(Component data from apps and pages)
-- Opening Marker --

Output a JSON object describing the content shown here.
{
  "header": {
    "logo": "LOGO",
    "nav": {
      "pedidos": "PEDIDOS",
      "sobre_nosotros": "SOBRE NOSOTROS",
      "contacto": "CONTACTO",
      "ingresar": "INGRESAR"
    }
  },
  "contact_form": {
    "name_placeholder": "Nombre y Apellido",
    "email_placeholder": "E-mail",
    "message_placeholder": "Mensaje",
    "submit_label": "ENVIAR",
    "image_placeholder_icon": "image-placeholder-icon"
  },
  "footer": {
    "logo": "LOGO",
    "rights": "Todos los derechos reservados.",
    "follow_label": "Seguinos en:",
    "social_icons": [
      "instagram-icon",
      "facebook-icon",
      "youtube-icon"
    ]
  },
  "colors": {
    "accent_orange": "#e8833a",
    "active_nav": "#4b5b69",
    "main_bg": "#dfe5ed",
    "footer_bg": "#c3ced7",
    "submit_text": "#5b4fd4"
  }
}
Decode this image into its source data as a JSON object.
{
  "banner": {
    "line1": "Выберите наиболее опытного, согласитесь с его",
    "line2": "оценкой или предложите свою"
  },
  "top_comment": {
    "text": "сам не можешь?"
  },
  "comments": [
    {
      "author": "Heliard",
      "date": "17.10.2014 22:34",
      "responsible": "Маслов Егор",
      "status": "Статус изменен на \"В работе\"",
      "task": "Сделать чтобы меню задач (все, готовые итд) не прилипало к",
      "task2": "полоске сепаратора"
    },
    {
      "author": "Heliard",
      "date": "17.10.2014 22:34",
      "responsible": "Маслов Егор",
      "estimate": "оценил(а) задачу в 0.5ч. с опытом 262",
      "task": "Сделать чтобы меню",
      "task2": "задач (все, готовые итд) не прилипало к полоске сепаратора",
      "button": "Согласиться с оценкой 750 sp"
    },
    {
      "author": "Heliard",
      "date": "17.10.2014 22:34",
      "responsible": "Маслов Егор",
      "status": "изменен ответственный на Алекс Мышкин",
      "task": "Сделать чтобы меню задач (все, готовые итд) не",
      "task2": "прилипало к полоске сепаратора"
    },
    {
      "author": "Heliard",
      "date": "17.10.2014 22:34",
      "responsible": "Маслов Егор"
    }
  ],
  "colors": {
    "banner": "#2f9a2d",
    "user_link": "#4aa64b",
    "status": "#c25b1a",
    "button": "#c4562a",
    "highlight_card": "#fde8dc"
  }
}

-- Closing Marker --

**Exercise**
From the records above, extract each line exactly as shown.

**Answer box**
Output a JSON object describing the content shown here.
{
  "header": {
    "logo": "LOGO",
    "nav": {
      "pedidos": "PEDIDOS",
      "sobre_nosotros": "SOBRE NOSOTROS",
      "contacto": "CONTACTO",
      "ingresar": "INGRESAR"
    }
  },
  "contact_form": {
    "name_placeholder": "Nombre y Apellido",
    "email_placeholder": "E-mail",
    "message_placeholder": "Mensaje",
    "submit_label": "ENVIAR",
    "image_placeholder_icon": "image-placeholder-icon"
  },
  "footer": {
    "logo": "LOGO",
    "rights": "Todos los derechos reservados.",
    "follow_label": "Seguinos en:",
    "social_icons": [
      "instagram-icon",
      "facebook-icon",
      "youtube-icon"
    ]
  },
  "colors": {
    "accent_orange": "#e8833a",
    "active_nav": "#4b5b69",
    "main_bg": "#dfe5ed",
    "footer_bg": "#c3ced7",
    "submit_text": "#5b4fd4"
  }
}
Decode this image into its source data as a JSON object.
{
  "banner": {
    "line1": "Выберите наиболее опытного, согласитесь с его",
    "line2": "оценкой или предложите свою"
  },
  "top_comment": {
    "text": "сам не можешь?"
  },
  "comments": [
    {
      "author": "Heliard",
      "date": "17.10.2014 22:34",
      "responsible": "Маслов Егор",
      "status": "Статус изменен на \"В работе\"",
      "task": "Сделать чтобы меню задач (все, готовые итд) не прилипало к",
      "task2": "полоске сепаратора"
    },
    {
      "author": "Heliard",
      "date": "17.10.2014 22:34",
      "responsible": "Маслов Егор",
      "estimate": "оценил(а) задачу в 0.5ч. с опытом 262",
      "task": "Сделать чтобы меню",
      "task2": "задач (все, готовые итд) не прилипало к полоске сепаратора",
      "button": "Согласиться с оценкой 750 sp"
    },
    {
      "author": "Heliard",
      "date": "17.10.2014 22:34",
      "responsible": "Маслов Егор",
      "status": "изменен ответственный на Алекс Мышкин",
      "task": "Сделать чтобы меню задач (все, готовые итд) не",
      "task2": "прилипало к полоске сепаратора"
    },
    {
      "author": "Heliard",
      "date": "17.10.2014 22:34",
      "responsible": "Маслов Егор"
    }
  ],
  "colors": {
    "banner": "#2f9a2d",
    "user_link": "#4aa64b",
    "status": "#c25b1a",
    "button": "#c4562a",
    "highlight_card": "#fde8dc"
  }
}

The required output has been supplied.